  • Be careful in Bogota’s famous nightlife. Criminals often operate in or around famous clubs to target tourists. Always watch your drinks, as drink spiking is common. Pay for drinks right away instead of opening a tab since bars sometimes overcharge tourists. Always take a radio taxi to go home.
  • Prepare for the altitude. Bogota is one of the capitals at the highest altitude in the world, and people get altitude sickness. Make sure that you hydrate while you are in town. Give yourself a few days to adjust to the altitude before doing any strenuous physical activity.
  • Avoid driving in the city. The traffic that snarls the city is legendary, and drivers often have a loose respect for the rules for driving. Plus, theft from vehicles is very common in the city, and criminals will smash your windows to grab a bag left unattended. Avoid this problem by avoiding cars.
  • Follow the news while in town. That way, you can stay alert to any potential security threats.

Frequently Asked Questions

Gorgeous view of the Our Lady of Lourdes chapel pictured towering over a town square

Bogota, Cundinamarca, Colombia, September 25, 2021Church of Our Lady of Lourdes at Lourdes square 63 street/MatthieuCattin/Shutterstock

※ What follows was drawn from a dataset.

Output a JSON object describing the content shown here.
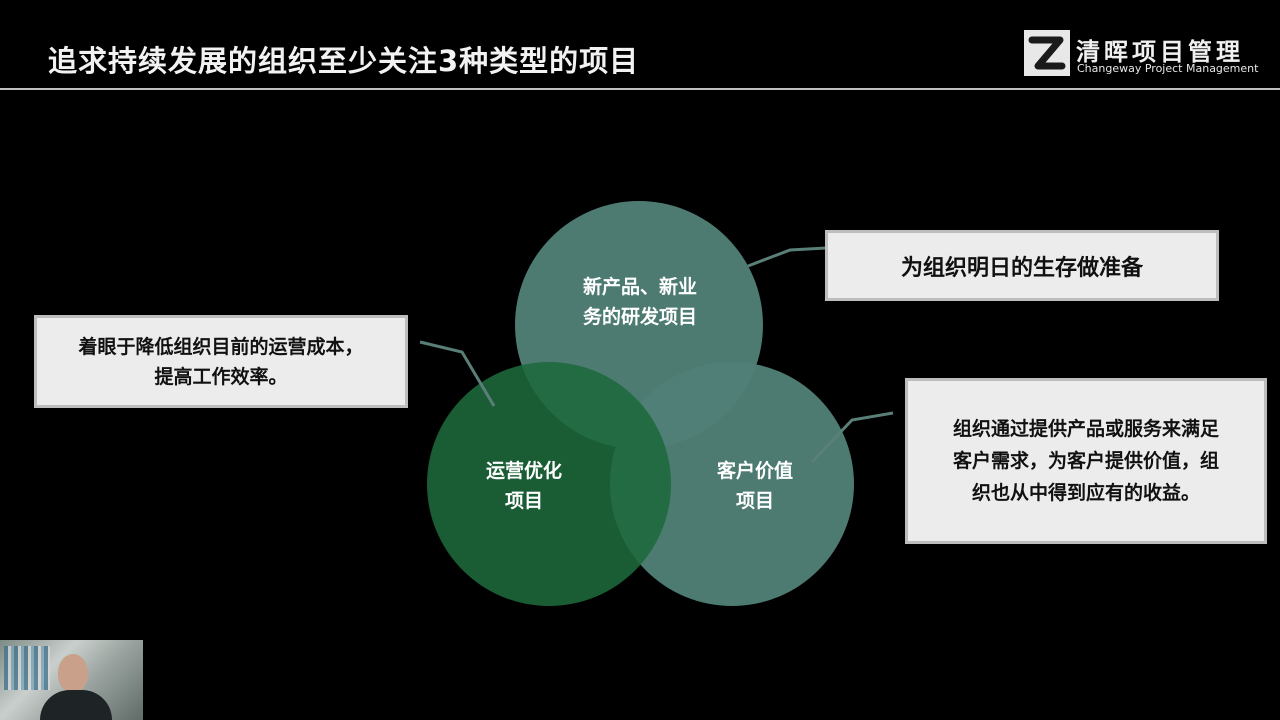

Here are some common questions people have wanted answered in the past before visiting Bogota:

Is Bogota or Medellin safer?

Medellin is generally considered safer than Bogota. It has a lower overall crime rate and a lower street robbery rate.

Is it safe to go to Bogota alone?

Solo tourists do visit Bogota, and many report having a good time. However, walking around alone is not the safest, and you will have to take precautions such as not walking around at night.

Is Bogota, Colombia, worth visiting?

Bogota has some great museums and other attractions. However, if you just have a short time in Colombia, some of its other cities are more charming (and safer).

Which area is safe in Bogota?

Bogota’s more central and eastern districts are the safest. Upscale neighborhoods such as Chapinero and Zona Rosa are safe to visit and stay in.

So, Is Bogota Safe to Visit?

Bogota is not what you would call a safe city due to the very high crime rate, including the high street crime rate. However, it is possible to visit it safely if you take the right precautions. Happy travels!